(Records contained in a dataset)

---------------

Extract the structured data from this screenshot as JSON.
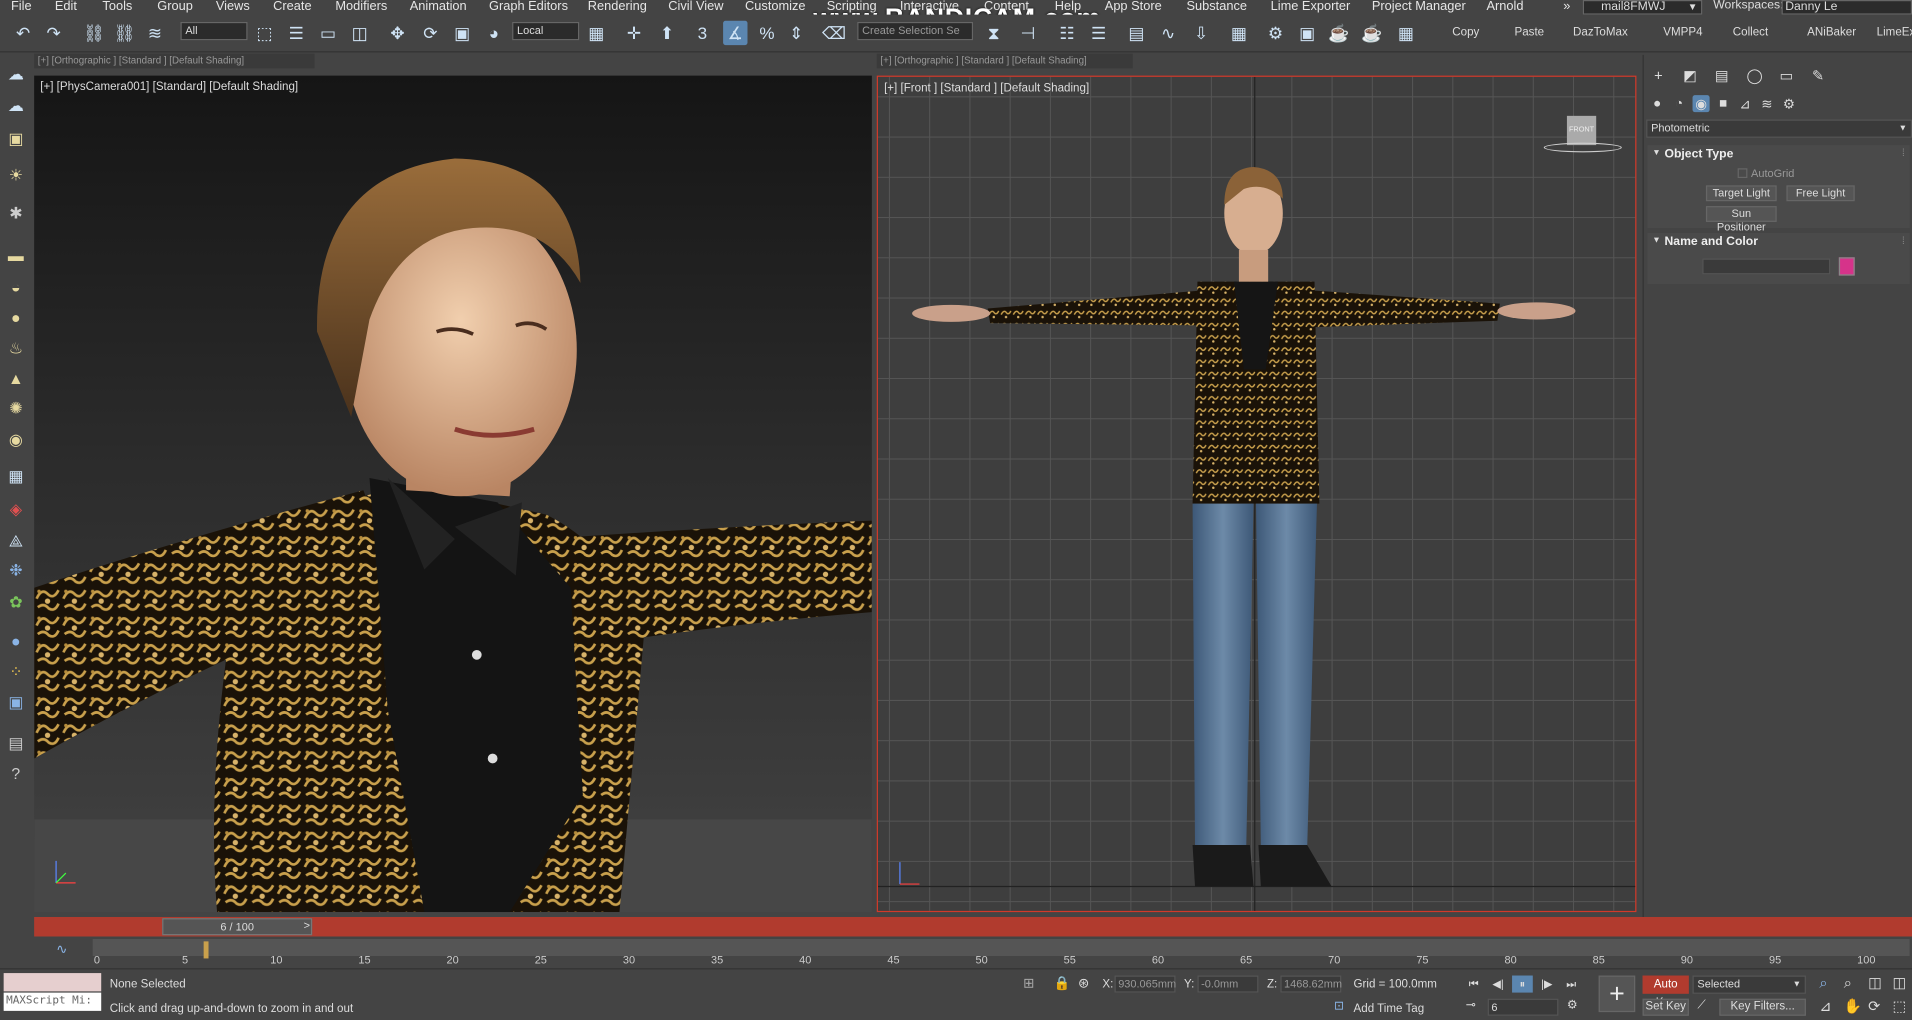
{
  "menu": [
    "File",
    "Edit",
    "Tools",
    "Group",
    "Views",
    "Create",
    "Modifiers",
    "Animation",
    "Graph Editors",
    "Rendering",
    "Civil View",
    "Customize",
    "Scripting",
    "Interactive",
    "Content",
    "Help",
    "App Store",
    "Substance",
    "Lime Exporter",
    "Project Manager",
    "Arnold"
  ],
  "account": "mail8FMWJ",
  "workspace_label": "Workspaces:",
  "workspace": "Danny Le",
  "watermark": "www.BANDICAM.com",
  "toolbar": {
    "selection_filter": "All",
    "ref_coord": "Local",
    "named_sel_placeholder": "Create Selection Se",
    "buttons": [
      "Copy",
      "Paste",
      "DazToMax",
      "VMPP4",
      "Collect",
      "ANiBaker",
      "LimeExp"
    ]
  },
  "viewports": {
    "left": {
      "label": "[+] [PhysCamera001] [Standard] [Default Shading]",
      "hidden_label": "[+] [Orthographic ] [Standard ] [Default Shading]"
    },
    "right": {
      "label": "[+] [Front ] [Standard ] [Default Shading]",
      "hidden_label": "[+] [Orthographic ] [Standard ] [Default Shading]",
      "viewcube": "FRONT"
    }
  },
  "command_panel": {
    "dropdown": "Photometric",
    "object_type": {
      "title": "Object Type",
      "autogrid": "AutoGrid",
      "buttons": [
        "Target Light",
        "Free Light",
        "Sun Positioner"
      ]
    },
    "name_color": {
      "title": "Name and Color",
      "color": "#d6338a"
    }
  },
  "timeline": {
    "slider": "6 / 100",
    "ticks": [
      "0",
      "5",
      "10",
      "15",
      "20",
      "25",
      "30",
      "35",
      "40",
      "45",
      "50",
      "55",
      "60",
      "65",
      "70",
      "75",
      "80",
      "85",
      "90",
      "95",
      "100"
    ],
    "current_frame": 6
  },
  "status": {
    "maxscript": "MAXScript Mi:",
    "selection": "None Selected",
    "prompt": "Click and drag up-and-down to zoom in and out",
    "x_label": "X:",
    "x": "930.065mm",
    "y_label": "Y:",
    "y": "-0.0mm",
    "z_label": "Z:",
    "z": "1468.62mm",
    "grid": "Grid = 100.0mm",
    "add_time_tag": "Add Time Tag",
    "auto_key": "Auto Key",
    "set_key": "Set Key",
    "key_mode": "Selected",
    "frame_field": "6",
    "key_filters": "Key Filters..."
  }
}
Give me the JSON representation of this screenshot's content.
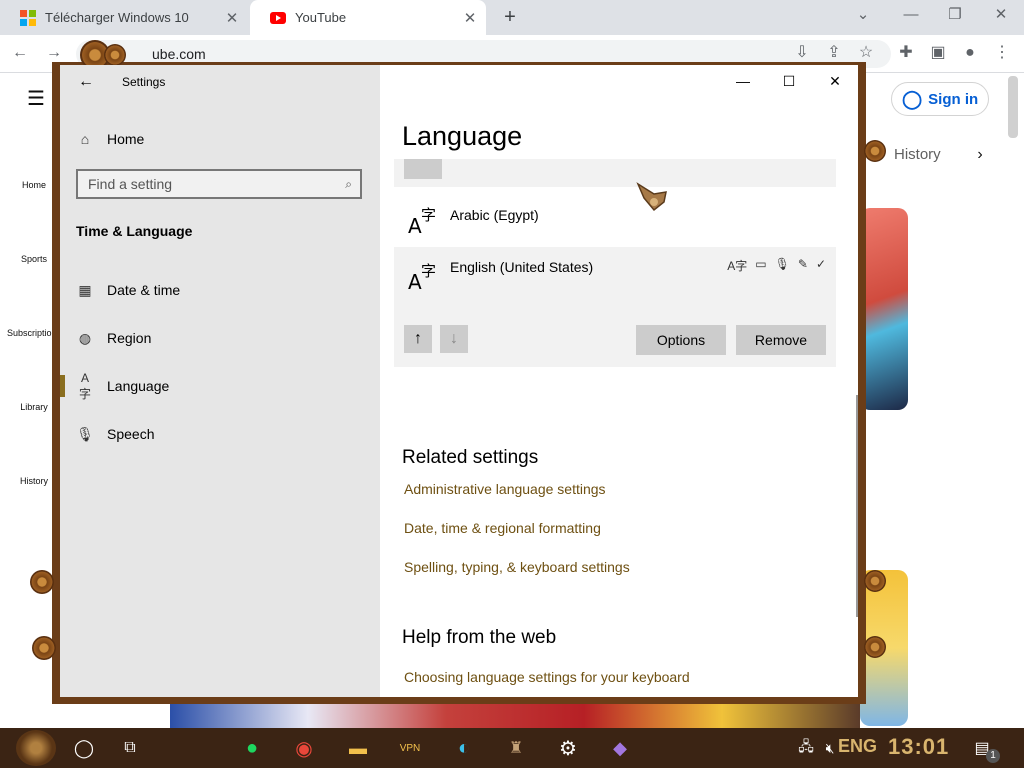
{
  "browser": {
    "tabs": [
      {
        "title": "Télécharger Windows 10",
        "icon": "windows-logo-icon"
      },
      {
        "title": "YouTube",
        "icon": "youtube-logo-icon"
      }
    ],
    "url_visible": "ube.com"
  },
  "youtube": {
    "sign_in": "Sign in",
    "history_chip": "History",
    "guide": [
      "Home",
      "Sports",
      "Subscriptions",
      "Library",
      "History"
    ]
  },
  "settings": {
    "window_title": "Settings",
    "home_label": "Home",
    "search_placeholder": "Find a setting",
    "section_title": "Time & Language",
    "nav_items": [
      "Date & time",
      "Region",
      "Language",
      "Speech"
    ],
    "page_title": "Language",
    "languages": [
      {
        "name": "Arabic (Egypt)"
      },
      {
        "name": "English (United States)"
      }
    ],
    "options_button": "Options",
    "remove_button": "Remove",
    "related_heading": "Related settings",
    "related_links": [
      "Administrative language settings",
      "Date, time & regional formatting",
      "Spelling, typing, & keyboard settings"
    ],
    "help_heading": "Help from the web",
    "help_links": [
      "Choosing language settings for your keyboard"
    ]
  },
  "taskbar": {
    "lang_indicator": "ENG",
    "clock": "13:01",
    "notification_count": "1"
  },
  "colors": {
    "link": "#6e5012",
    "accent": "#8a6e1f",
    "taskbar": "#3b2414"
  }
}
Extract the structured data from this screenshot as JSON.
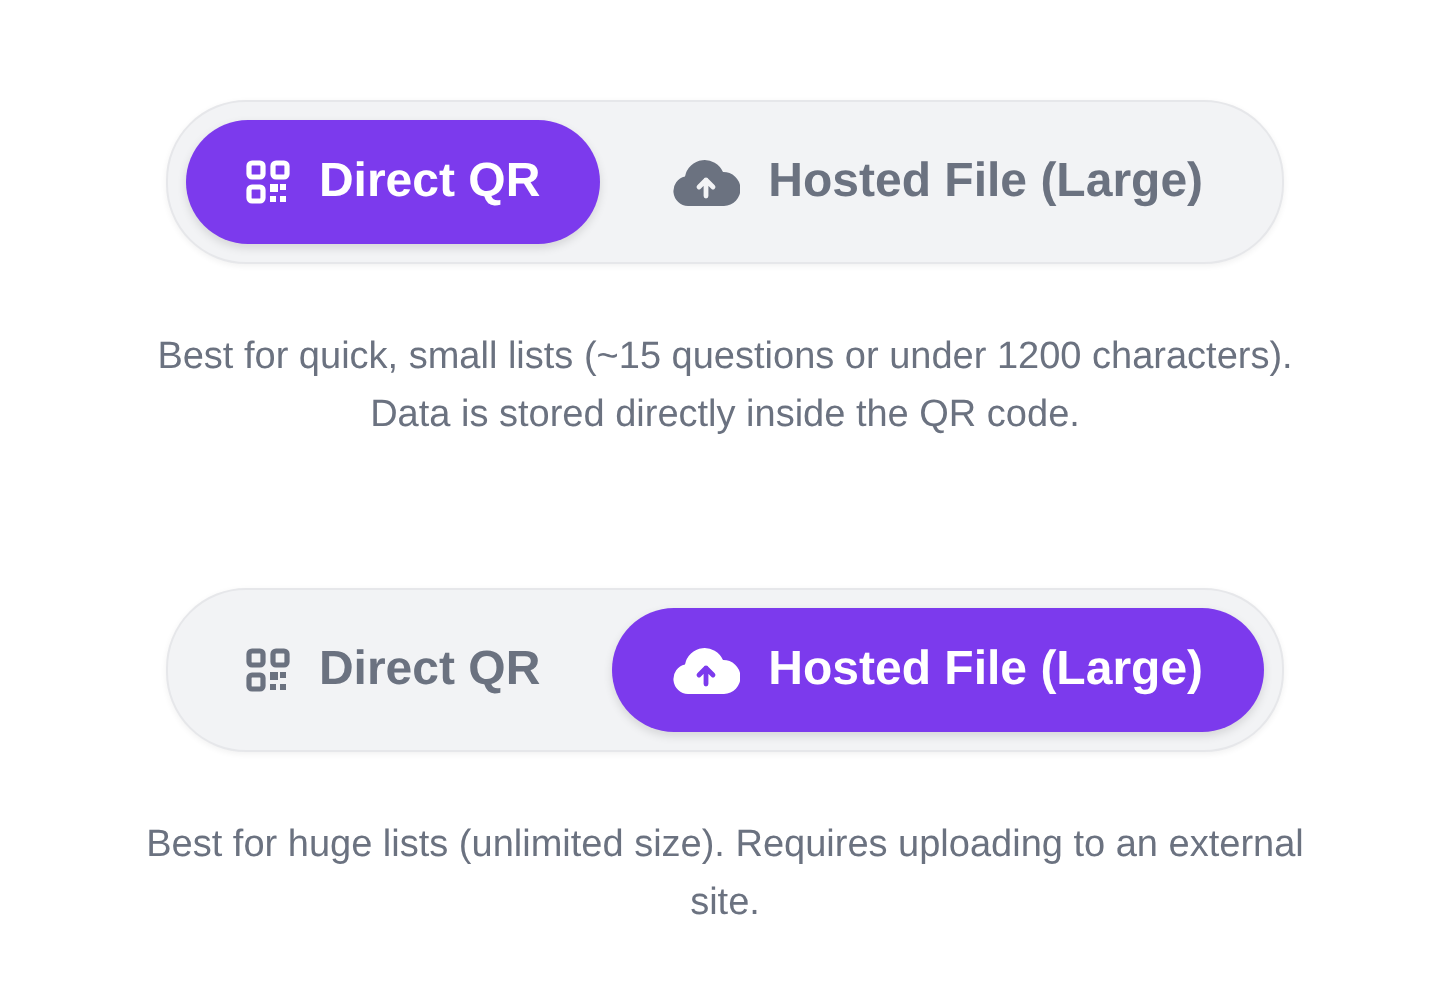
{
  "sections": [
    {
      "tabs": [
        {
          "label": "Direct QR",
          "kind": "qr",
          "selected": true
        },
        {
          "label": "Hosted File (Large)",
          "kind": "cloud",
          "selected": false
        }
      ],
      "description": "Best for quick, small lists (~15 questions or under 1200 characters). Data is stored directly inside the QR code."
    },
    {
      "tabs": [
        {
          "label": "Direct QR",
          "kind": "qr",
          "selected": false
        },
        {
          "label": "Hosted File (Large)",
          "kind": "cloud",
          "selected": true
        }
      ],
      "description": "Best for huge lists (unlimited size). Requires uploading to an external site."
    }
  ]
}
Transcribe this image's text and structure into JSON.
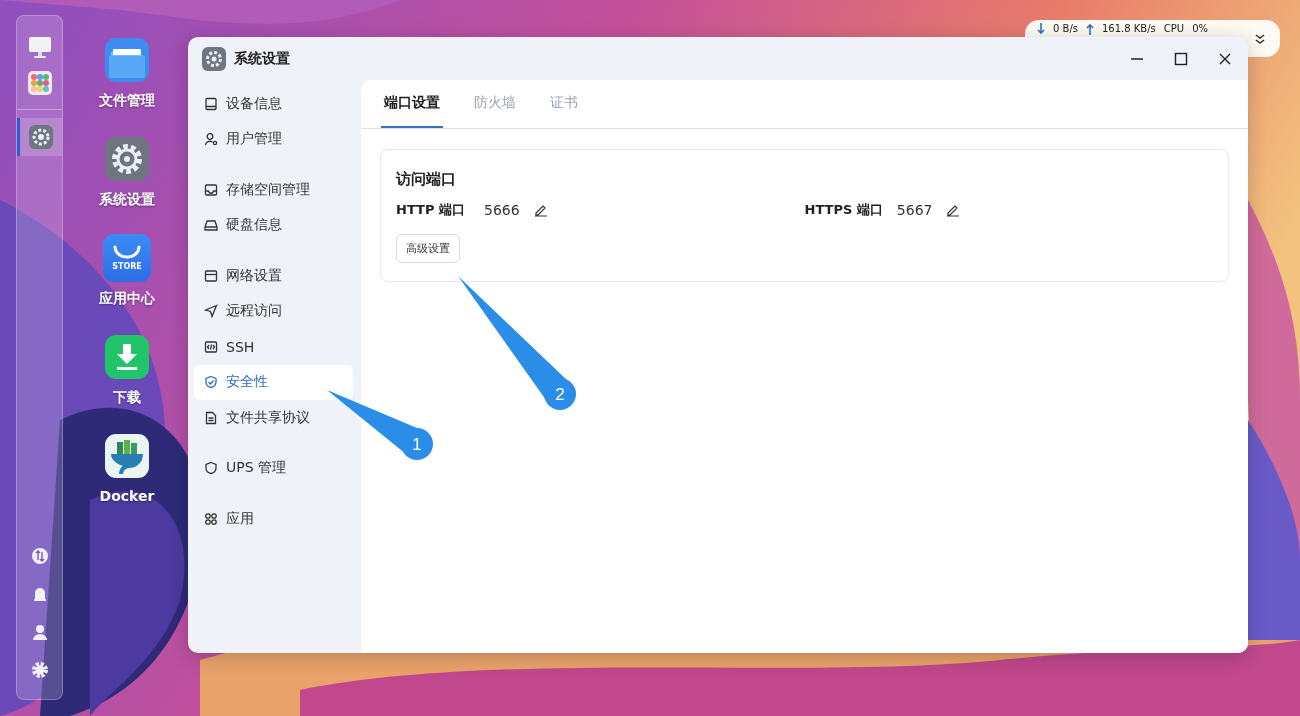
{
  "status_widget": {
    "down_rate": "0 B/s",
    "up_rate": "161.8 KB/s",
    "cpu_label": "CPU",
    "cpu_value": "0%"
  },
  "dock": {
    "open_apps": [
      {
        "selected": true
      }
    ]
  },
  "desktop_icons": [
    {
      "label": "文件管理"
    },
    {
      "label": "系统设置"
    },
    {
      "label": "应用中心",
      "badge_text": "STORE"
    },
    {
      "label": "下载"
    },
    {
      "label": "Docker"
    }
  ],
  "window": {
    "title": "系统设置",
    "sidebar": {
      "groups": [
        {
          "items": [
            {
              "label": "设备信息",
              "selected": false
            },
            {
              "label": "用户管理",
              "selected": false
            }
          ]
        },
        {
          "items": [
            {
              "label": "存储空间管理",
              "selected": false
            },
            {
              "label": "硬盘信息",
              "selected": false
            }
          ]
        },
        {
          "items": [
            {
              "label": "网络设置",
              "selected": false
            },
            {
              "label": "远程访问",
              "selected": false
            },
            {
              "label": "SSH",
              "selected": false
            },
            {
              "label": "安全性",
              "selected": true
            },
            {
              "label": "文件共享协议",
              "selected": false
            }
          ]
        },
        {
          "items": [
            {
              "label": "UPS 管理",
              "selected": false
            }
          ]
        },
        {
          "items": [
            {
              "label": "应用",
              "selected": false
            }
          ]
        }
      ]
    },
    "tabs": [
      {
        "label": "端口设置",
        "selected": true
      },
      {
        "label": "防火墙",
        "selected": false
      },
      {
        "label": "证书",
        "selected": false
      }
    ],
    "card": {
      "title": "访问端口",
      "ports": [
        {
          "label": "HTTP 端口",
          "value": "5666"
        },
        {
          "label": "HTTPS 端口",
          "value": "5667"
        }
      ],
      "button": "高级设置"
    }
  },
  "callouts": [
    {
      "label": "1"
    },
    {
      "label": "2"
    }
  ]
}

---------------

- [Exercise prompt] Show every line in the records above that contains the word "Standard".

- [Expected answer]
      "label": "[+] [PhysCamera001] [Standard] [Default Shading]",
      "hidden_label": "[+] [Orthographic ] [Standard ] [Default Shading]"
      "label": "[+] [Front ] [Standard ] [Default Shading]",
      "hidden_label": "[+] [Orthographic ] [Standard ] [Default Shading]",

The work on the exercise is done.